Lüpertz is internationally recognized as a leading figure in Neo-Expressionism, a movement that emerged as a major force in the late 1970s and 1980s. Markus Lüpertz: Threads of History focuses on the early years of the artist’s mature practice, reflecting his unique reconsideration of painting through the lenses of Abstract Expressionism, Pop art, and, more broadly, German postwar culture. Lüpertz, like many artists who came of age in the shadow of World War II, grappled with how he should engage with this recent past and, in particular, what he should paint. The artworks from this seminal period reveal how Lüpertz deftly challenged the limits of painting as he struggled to reconcile the weight of history with his desire to be what he has described as “a painter without responsibilities.”
Featuring large-scale works—such as the 40-foot long Westwall (Siegfried Line), on view for the first time in the US—this exhibition brings more than thirty paintings to the National Mall in a striking exploration of one artist’s response to a uniquely charged cultural moment.
Markus Lupertz: Threads of History coincides with The Phillips Collection’s exhibition Markus Lupertz (May 27–September 3), which spans the artist’s entire career. Together, the two presentations form Lupertz’s first major US museum retrospective.
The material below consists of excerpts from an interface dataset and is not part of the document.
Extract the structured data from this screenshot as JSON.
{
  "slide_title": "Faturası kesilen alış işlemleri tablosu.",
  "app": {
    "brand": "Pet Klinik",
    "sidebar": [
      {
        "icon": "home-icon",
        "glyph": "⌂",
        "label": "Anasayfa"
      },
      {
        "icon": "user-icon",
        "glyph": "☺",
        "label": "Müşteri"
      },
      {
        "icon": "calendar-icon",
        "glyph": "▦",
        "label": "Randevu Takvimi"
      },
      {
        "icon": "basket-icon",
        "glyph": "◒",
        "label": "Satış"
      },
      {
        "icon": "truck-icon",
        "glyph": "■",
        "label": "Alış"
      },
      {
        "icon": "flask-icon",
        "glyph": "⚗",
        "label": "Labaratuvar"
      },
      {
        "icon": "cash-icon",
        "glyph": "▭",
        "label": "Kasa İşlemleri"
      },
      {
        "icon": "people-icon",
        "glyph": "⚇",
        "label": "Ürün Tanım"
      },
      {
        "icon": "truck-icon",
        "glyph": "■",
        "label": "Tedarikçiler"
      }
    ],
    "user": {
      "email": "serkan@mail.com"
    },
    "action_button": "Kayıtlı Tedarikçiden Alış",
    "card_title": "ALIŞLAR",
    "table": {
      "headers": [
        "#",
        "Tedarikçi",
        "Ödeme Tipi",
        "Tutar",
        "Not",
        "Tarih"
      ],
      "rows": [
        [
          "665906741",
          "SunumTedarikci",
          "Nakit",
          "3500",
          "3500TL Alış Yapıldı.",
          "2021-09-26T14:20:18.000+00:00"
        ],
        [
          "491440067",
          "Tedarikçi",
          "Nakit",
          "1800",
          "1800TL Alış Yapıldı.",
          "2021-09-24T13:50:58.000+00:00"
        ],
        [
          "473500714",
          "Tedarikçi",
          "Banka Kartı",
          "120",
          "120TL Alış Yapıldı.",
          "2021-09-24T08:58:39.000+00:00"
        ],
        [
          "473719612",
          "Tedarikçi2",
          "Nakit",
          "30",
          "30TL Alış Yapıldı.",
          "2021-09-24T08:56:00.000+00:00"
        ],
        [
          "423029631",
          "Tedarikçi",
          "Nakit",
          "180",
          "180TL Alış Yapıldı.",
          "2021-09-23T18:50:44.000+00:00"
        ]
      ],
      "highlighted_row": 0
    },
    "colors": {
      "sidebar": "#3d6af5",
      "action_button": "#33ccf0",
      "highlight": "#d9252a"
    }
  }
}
Credit: Exhibition overview from museum website.
Whether or not you go, Markus Lüpertz explores Lüpertz's visionary beginnings in the '60s up to the present day. Published in conjunction with the first extensive presentation of Markus Lüpertz's work in the United States. Having worked as an artist for more than sixty years, Markus Lüpertz has achieved the highest recognition internationally as a result of the suggestive power and archaic monumentality of his painting style. The prince among painters is today among the most outstanding artists of the present. As a young painter in the 1960s, he already stood apart from the crowd, countering the tendencies of Abstract Expressionism and Pop Art with simple figurative motifs. It was at this this time that he invented 'dithyrambic painting', in which figurative contents merge with one another in an expressive manner.
In addition to this intensive relationship between figuration and abstraction, German history also plays a central role in Lüpertz's early work. Using symbolic German motifs such as, for instance, steel helmets, he found his way to a very personal iconography. Then followed phases of 'style painting,' which liberates itself from tangible contents, 'mythological painting', and landscape painting. A richly illustrated volume that spans a wide arc from the visionary beginnings to the most recent works of this unique artist, is published in conjunction with the first extensive presentation of Markus Lüpertz's work in the United States.